Toyota launched the 4Runner in 1984 and it was an instant hit – not just with others, but with me. I knew I wanted one. Unfortunately, I had been squandering my paycheck for several years and I had no money. In 1987, I bought an inexpensive Toyota pickup, with a fiberglass canopy. I took out the window between the cab and canopy, built a bunk and cabinets in the back, and it worked amazingly well as an inexpensive 4Runner substitute. In fact, it was often mistaken for a 4Runner.
My goal was to drive that pickup for 10 years while I saved for a real 4Runner. After I paid off the loan, I continued to make payments into a savings account. Seven years into that plan, the engine needed to be replaced, so I sold the pickup and took my cash around till I found a 4Runner to buy. It didn’t take long and I found one at Broadway Toyota, in North Portland.

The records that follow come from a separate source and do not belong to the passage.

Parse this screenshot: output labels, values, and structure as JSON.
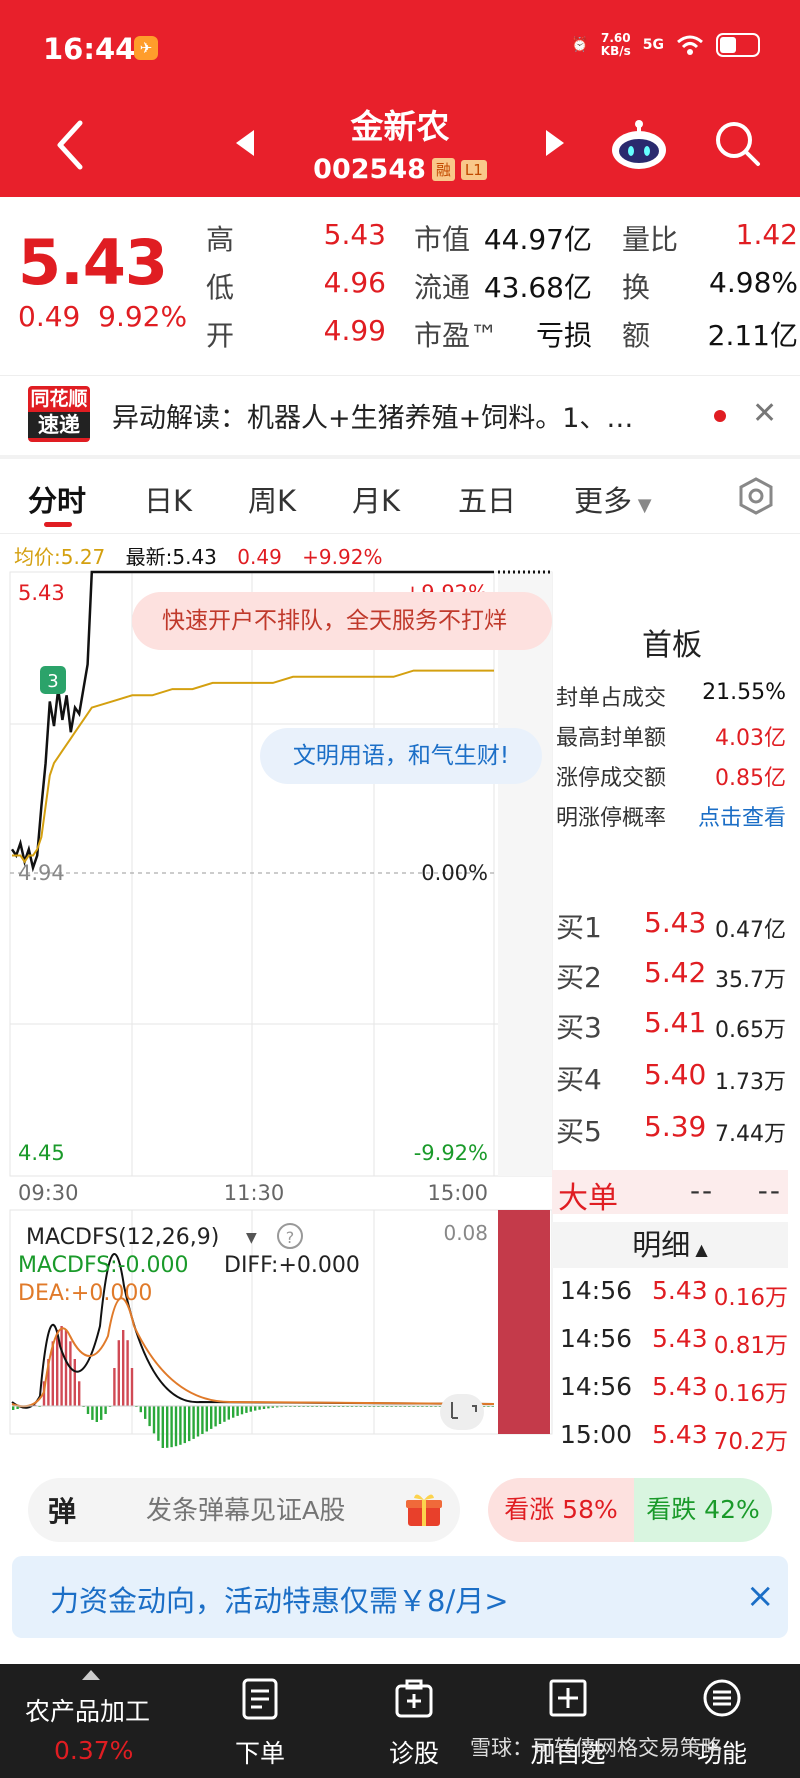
{
  "status": {
    "time": "16:44",
    "net_speed_top": "7.60",
    "net_speed_bottom": "KB/s",
    "signal": "5G"
  },
  "header": {
    "name": "金新农",
    "code": "002548",
    "tag_margin": "融",
    "tag_level": "L1"
  },
  "quote": {
    "price": "5.43",
    "change": "0.49",
    "change_pct": "9.92%",
    "high_label": "高",
    "high": "5.43",
    "low_label": "低",
    "low": "4.96",
    "open_label": "开",
    "open": "4.99",
    "mcap_label": "市值",
    "mcap": "44.97亿",
    "float_label": "流通",
    "float": "43.68亿",
    "pe_label": "市盈™",
    "pe": "亏损",
    "vr_label": "量比",
    "vr": "1.42",
    "turnover_label": "换",
    "turnover": "4.98%",
    "amount_label": "额",
    "amount": "2.11亿"
  },
  "news": {
    "logo_top": "同花顺",
    "logo_bottom": "速递",
    "text": "异动解读：机器人+生猪养殖+饲料。1、…"
  },
  "tabs": [
    "分时",
    "日K",
    "周K",
    "月K",
    "五日",
    "更多"
  ],
  "intraday": {
    "avg": "均价:5.27",
    "last": "最新:5.43",
    "chg": "0.49",
    "pct": "+9.92%"
  },
  "chart_labels": {
    "top_price": "5.43",
    "top_pct": "+9.92%",
    "mid_price": "4.94",
    "mid_pct": "0.00%",
    "bot_price": "4.45",
    "bot_pct": "-9.92%",
    "t_open": "09:30",
    "t_mid": "11:30",
    "t_close": "15:00",
    "marker": "3"
  },
  "macd": {
    "title": "MACDFS(12,26,9)",
    "help": "?",
    "macdfs": "MACDFS:-0.000",
    "diff": "DIFF:+0.000",
    "dea": "DEA:+0.000",
    "scale": "0.08"
  },
  "overlays": {
    "promo": "快速开户不排队，全天服务不打烊",
    "civil": "文明用语，和气生财!"
  },
  "limit_panel": {
    "title": "首板",
    "rows": [
      {
        "label": "封单占成交",
        "value": "21.55%"
      },
      {
        "label": "最高封单额",
        "value": "4.03亿"
      },
      {
        "label": "涨停成交额",
        "value": "0.85亿"
      },
      {
        "label": "明涨停概率",
        "value": "点击查看"
      }
    ]
  },
  "orderbook": [
    {
      "label": "买1",
      "price": "5.43",
      "vol": "0.47亿"
    },
    {
      "label": "买2",
      "price": "5.42",
      "vol": "35.7万"
    },
    {
      "label": "买3",
      "price": "5.41",
      "vol": "0.65万"
    },
    {
      "label": "买4",
      "price": "5.40",
      "vol": "1.73万"
    },
    {
      "label": "买5",
      "price": "5.39",
      "vol": "7.44万"
    }
  ],
  "big_order": {
    "label": "大单",
    "v1": "--",
    "v2": "--"
  },
  "detail": {
    "label": "明细",
    "ticks": [
      {
        "time": "14:56",
        "price": "5.43",
        "vol": "0.16万"
      },
      {
        "time": "14:56",
        "price": "5.43",
        "vol": "0.81万"
      },
      {
        "time": "14:56",
        "price": "5.43",
        "vol": "0.16万"
      },
      {
        "time": "15:00",
        "price": "5.43",
        "vol": "70.2万"
      }
    ]
  },
  "actions": {
    "danmu_icon": "弹",
    "danmu_placeholder": "发条弹幕见证A股",
    "vote_up": "看涨 58%",
    "vote_down": "看跌 42%"
  },
  "banner": {
    "text": "力资金动向，活动特惠仅需￥8/月>",
    "close": "×"
  },
  "nav": {
    "sector_name": "农产品加工",
    "sector_chg": "0.37%",
    "order": "下单",
    "diagnose": "诊股",
    "watchlist": "加自选",
    "function": "功能",
    "watermark": "雪球：可转债网格交易策略"
  },
  "colors": {
    "up": "#e01d22",
    "down": "#1a9a2a",
    "brand": "#e8202b",
    "avg_line": "#d4a010",
    "price_line": "#111111"
  },
  "chart_data": {
    "type": "line",
    "title": "",
    "prev_close": 4.94,
    "ylim": [
      4.45,
      5.43
    ],
    "y_ticks": [
      "5.43",
      "4.94",
      "4.45"
    ],
    "x_ticks": [
      "09:30",
      "11:30",
      "15:00"
    ],
    "series": [
      {
        "name": "最新",
        "values": [
          4.98,
          4.97,
          4.99,
          4.96,
          4.98,
          4.95,
          4.97,
          5.05,
          5.12,
          5.22,
          5.18,
          5.24,
          5.19,
          5.23,
          5.17,
          5.21,
          5.2,
          5.24,
          5.28,
          5.43,
          5.43,
          5.43,
          5.43,
          5.43,
          5.43,
          5.43,
          5.43,
          5.43,
          5.43,
          5.43,
          5.43,
          5.43,
          5.43,
          5.43,
          5.43,
          5.43,
          5.43,
          5.43,
          5.43,
          5.43
        ]
      },
      {
        "name": "均价",
        "values": [
          4.97,
          4.97,
          4.97,
          4.96,
          4.97,
          4.97,
          4.98,
          5.0,
          5.05,
          5.1,
          5.12,
          5.13,
          5.14,
          5.15,
          5.16,
          5.17,
          5.18,
          5.19,
          5.2,
          5.21,
          5.22,
          5.23,
          5.23,
          5.24,
          5.24,
          5.25,
          5.25,
          5.25,
          5.25,
          5.26,
          5.26,
          5.26,
          5.26,
          5.26,
          5.26,
          5.27,
          5.27,
          5.27,
          5.27,
          5.27
        ]
      }
    ]
  }
}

It only had 23,000 miles on it and was ready to drive off the lot – which I did. I looked at many small SUVs before deciding on the 4Runner. Most were not long enough for me to sleep in the back, or if they were, the rear seats did not fold down flat. Some were fine in the back, but they stored the spare tire on the back door – which is just annoying.
Overall, the 1990-1995 4Runner was the one of the best SUVs built. The customer satisfaction ratings were high and the reputation for low maintenance and longevity were some of the best ever recorded. And looking long term, the resale values stay high with Toyotas.
My goal in buying this 4Runner was to keep it for 20 years. We made it 18. I drove this truck across the country several times, pulled a fully loaded, large U-Haul trailer to Michigan, and towed it on a trailer behind a moving van a couple of times. I’ve camped in it, explored in it, and lived in it.
There was a time I was camped on the original Oregon Trail. As I sat in the back of my truck, contemplating my ancestral heritage on this same trail, I couldn’t help but making the comparisons to my 20th Century covered wagon. I primarily bought the 4Runner for skiing – and spending nights on the mountain. Several times I drove to Mt. Bachelor for two days of skiing – sleeping in the parking lot.
However, the SUV experience allowed me to be the explorer I am. While I really never did any real 4-wheeling in this truck, I knew the 4 wheel drive was available to get me out of tricky situations – which it did more than once. The high ground clearance allowed me to get off road farther than if I just walked. I was also able to haul things – either on top of the truck, or in the back.
I remember being in South Dakota – or someplace like that when she turned over 100,000 miles. It was only a couple of months ago when the odometer turned over 200k.
As my family grew, my lifestyle changed, and the 4Runner aged, it became our second vehicle. Last year we began thinking about selling it. The engine was running rough, the tires needed to be replaced, and I didn’t like not having airbags – especially living along Highway 30. So, we put it up for sale.
Just a few years ago, it was still worth a modest $8-9000 – however, with the financial collapse, it was now worth just half that. I advertised the truck for $4000, but got no calls. I dropped the price to $3800 – but still no calls. And then we had a small wreck. Because our deductible is so high, I didn’t even look into fixing it. But a few months ago, I realized the insurance company would most likely total the 4Runner.
Yesterday, they gave us a check and hauled off my beloved 4Runner. It was hard to let go.
Here’s a quick clip of my one and only big water crossing:
As I sit here and look out at the empty driveway, this song keeps going through my head…
I bought this truck the year I left my emergency services career and over the next 12 years, I lived in five different states, got married, had kids, and changed careers and jobs multiple times. It’s been an interesting 18 years – no wonder it’s so hard to let go of this favorite piece of clothing.